We started by identifying the individuals who needed to be integrally involved in strategic planning, which included SeriousFun’s management team and board. 

Then, we identified the groups that would need to be engaged at various points throughout our work together. This included Support Center senior staff, CEOs of each Member Camp; executive directors and CEOs at the organization’s Partner Programs around the world; as well as donors and funders. 

With these stakeholders in mind, we developed a project road map to outline each group’s specific involvement in the process, which ranged from survey participation to stakeholder interviews to inclusion in key strategic meetings and listening sessions. To ensure we had SeriousFun’s board input throughout, we also established a board strategy committee that would provide insights on a more regular basis.

A diagram showing the Strategy element of the Nonprofit Impact System


Once we solidified our Shared Power Strategy approach to the strategic planning process, we conducted an organization assessment and an ecosystem assessment.


In our organization assessment, we reviewed SeriousFun’s past strategic plans, organization structure, annual reports, financials and other key marketing and fundraising collateral to get up to speed on the organization and its existing priorities.

For our ecosystem assessment, we reviewed the business models, programs, strategic plans and financials of other medical specialty camps and programs, along with those of other organizations operating under an affiliate or federated model, where they had a central or “national” organization that supported a network of independently run organizations.

As it always does, this research uncovered several key insights that served as the foundation for the rest of our work together:

  • Stakeholders and Support Center management team and senior staff were generally in alignment about areas of opportunity for SeriousFun Children’s Network.
  • SeriousFun Children’s Network had the opportunity to lean into the benefits of its network model, but also faced commonly held challenges among these types of organizations.
  • SeriousFun Children’s Network had a unique advantage in that it’s the only decentralized network that serves children with a diversity of serious illnesses and their families at a global scale.

Based on these insights and the input from SeriousFun’s stakeholders, we worked with SeriousFun’s management team and board strategy committee to develop two reason for being statements, one for the Support Center and one for the Network to clearly define the unique impact of each in comparison to others.


We then hosted a series of listening sessions with SeriousFun’s board and Member Camp CEOs to garner input on all of these items before finalizing. 

Following the development of SeriousFun’s foundational strategic elements, we moved on to create SeriousFun’s strategic plan pillars, or its priority goals for 2022-2024. We hosted several strategic workshops where we arrived at the organization’s three year vision, explored the strategic questions we would need to answer to achieve it and prioritized what the Network would need to do to bring it to reality.

The progress element of the Nonprofit Impact System

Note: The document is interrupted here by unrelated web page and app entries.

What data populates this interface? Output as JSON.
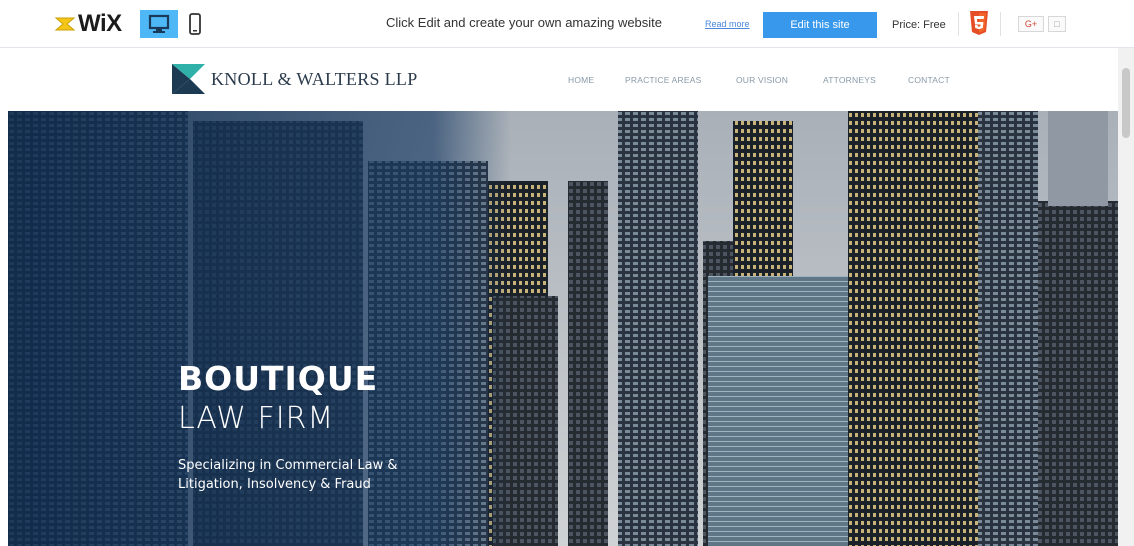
{
  "toolbar": {
    "logo_text": "WiX",
    "device_desktop": "desktop-icon",
    "device_mobile": "mobile-icon",
    "promo_text": "Click Edit and create your own amazing website",
    "read_more": "Read more",
    "edit_button": "Edit this site",
    "price": "Price: Free",
    "gplus": "G+",
    "accent": "#3899ec"
  },
  "site": {
    "brand_name": "KNOLL & WALTERS LLP",
    "nav": [
      "HOME",
      "PRACTICE AREAS",
      "OUR VISION",
      "ATTORNEYS",
      "CONTACT"
    ],
    "hero": {
      "title_line1": "BOUTIQUE",
      "title_line2": "LAW FIRM",
      "subtitle": "Specializing in Commercial Law & Litigation, Insolvency & Fraud"
    }
  }
}
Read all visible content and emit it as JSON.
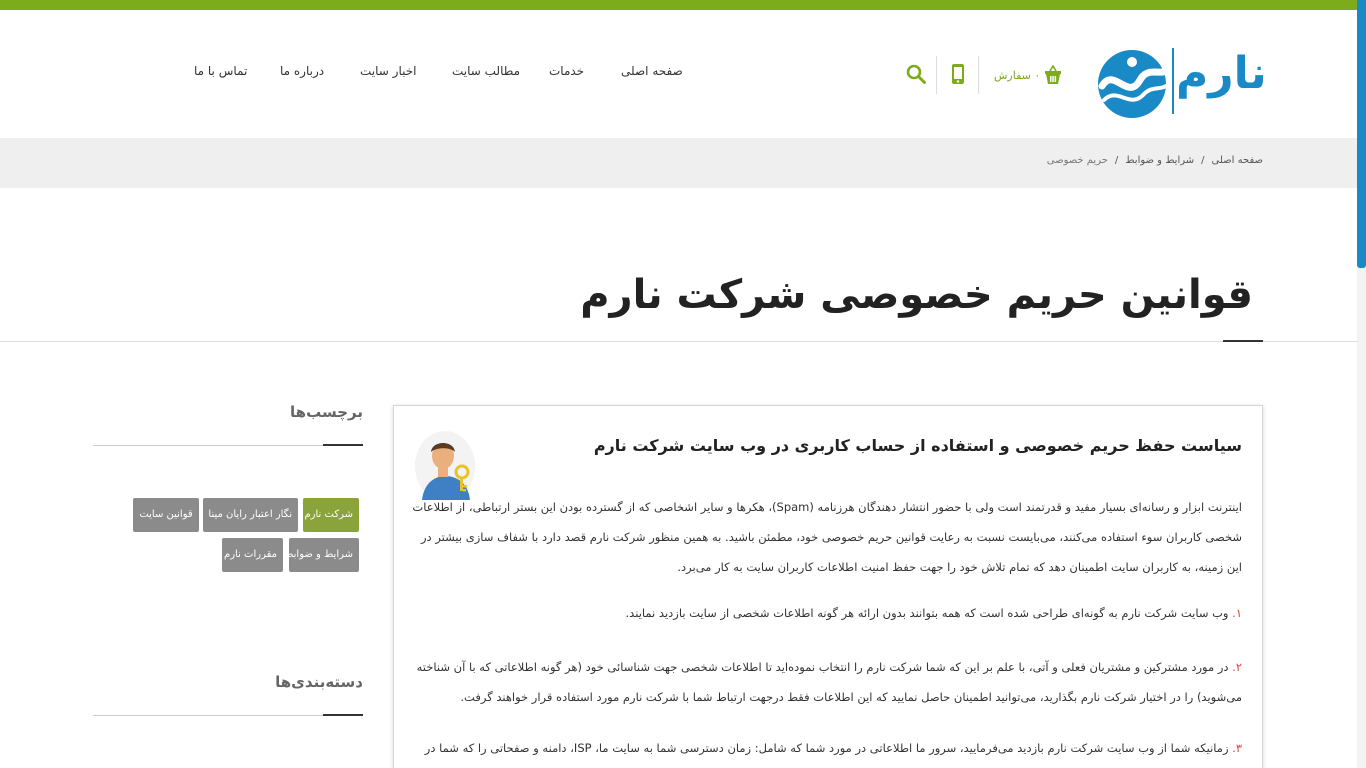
{
  "header": {
    "logo_text": "نارم",
    "cart_label": "۰ سفارش",
    "nav": [
      {
        "label": "صفحه اصلی"
      },
      {
        "label": "خدمات"
      },
      {
        "label": "مطالب سایت"
      },
      {
        "label": "اخبار سایت"
      },
      {
        "label": "درباره ما"
      },
      {
        "label": "تماس با ما"
      }
    ]
  },
  "breadcrumb": {
    "items": [
      "صفحه اصلی",
      "شرایط و ضوابط",
      "حریم خصوصی"
    ],
    "separator": "/"
  },
  "page": {
    "title": "قوانین حریم خصوصی شرکت نارم"
  },
  "article": {
    "title": "سیاست حفظ حریم خصوصی و استفاده از حساب کاربری در وب سایت شرکت نارم",
    "intro": "اینترنت ابزار و رسانه‌ای بسیار مفید و قدرتمند است ولی با حضور انتشار دهندگان هرزنامه (Spam)، هکرها و سایر اشخاصی که از گسترده بودن این بستر ارتباطی، از اطلاعات شخصی کاربران سوء استفاده می‌کنند، می‌بایست نسبت به رعایت قوانین حریم خصوصی خود، مطمئن باشید. به همین منظور شرکت نارم قصد دارد با شفاف سازی بیشتر در این زمینه، به کاربران سایت اطمینان دهد که تمام تلاش خود را جهت حفظ امنیت اطلاعات کاربران سایت به کار می‌برد.",
    "items": [
      {
        "num": "۱.",
        "text": " وب سایت شرکت نارم به گونه‌ای طراحی شده است که همه بتوانند بدون ارائه هر گونه اطلاعات شخصی از سایت بازدید نمایند."
      },
      {
        "num": "۲.",
        "text": " در مورد مشترکین و مشتریان فعلی و آتی، با علم بر این که شما شرکت نارم را انتخاب نموده‌اید تا اطلاعات شخصی جهت شناسائی خود (هر گونه اطلاعاتی که با آن شناخته می‌شوید) را در اختیار شرکت نارم بگذارید، می‌توانید اطمینان حاصل نمایید که این اطلاعات فقط درجهت ارتباط شما با شرکت نارم مورد استفاده قرار خواهند گرفت."
      },
      {
        "num": "۳.",
        "text": " زمانیکه شما از وب سایت شرکت نارم بازدید می‌فرمایید، سرور ما اطلاعاتی در مورد شما که شامل: زمان دسترسی شما به سایت ما، ISP، دامنه و صفحاتی را که شما در سایت ما"
      }
    ]
  },
  "sidebar": {
    "tags_heading": "برچسب‌ها",
    "tags": [
      {
        "label": "شرکت نارم",
        "active": true
      },
      {
        "label": "نگار اعتبار رایان مینا",
        "active": false
      },
      {
        "label": "قوانین سایت",
        "active": false
      },
      {
        "label": "شرایط و ضوابط",
        "active": false
      },
      {
        "label": "مقررات نارم",
        "active": false
      }
    ],
    "categories_heading": "دسته‌بندی‌ها"
  },
  "colors": {
    "accent_green": "#7cab1c",
    "brand_blue": "#1a8ac6",
    "tag_active": "#8aa33a",
    "tag_default": "#8b8b8b",
    "number_red": "#d9463b"
  }
}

During the progress phase of our work, we facilitated several discussions to assist the Support Center leadership team in developing the objectives and key results (OKRs), or the measurable actions that would take place to bring the plan to reality. Then, we determined who on the SeriousFun team would be responsible for the execution of each pillar, objective and key result, and we provided SeriousFun with a tracking dashboard to assist them in maintaining accountability for the plan. 

Finally, we translated the three-year strategic plan into a one-year activity plan that identified the activities that needed to take place in the first year of the plan to help the organization begin driving toward its goals.

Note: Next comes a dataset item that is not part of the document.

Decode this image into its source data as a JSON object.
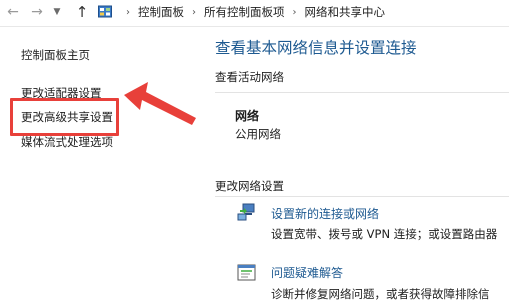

SeriousFun Children’s Network shared their new vision, mission statements, values and strategic plan for SeriousFun’s board vote in December 2021, and it was adopted. The SeriousFun team is now beginning to execute on the course it identified, with critical stakeholder input, for the organization’s next three years.

Could your organization benefit from similar results? Get in touch.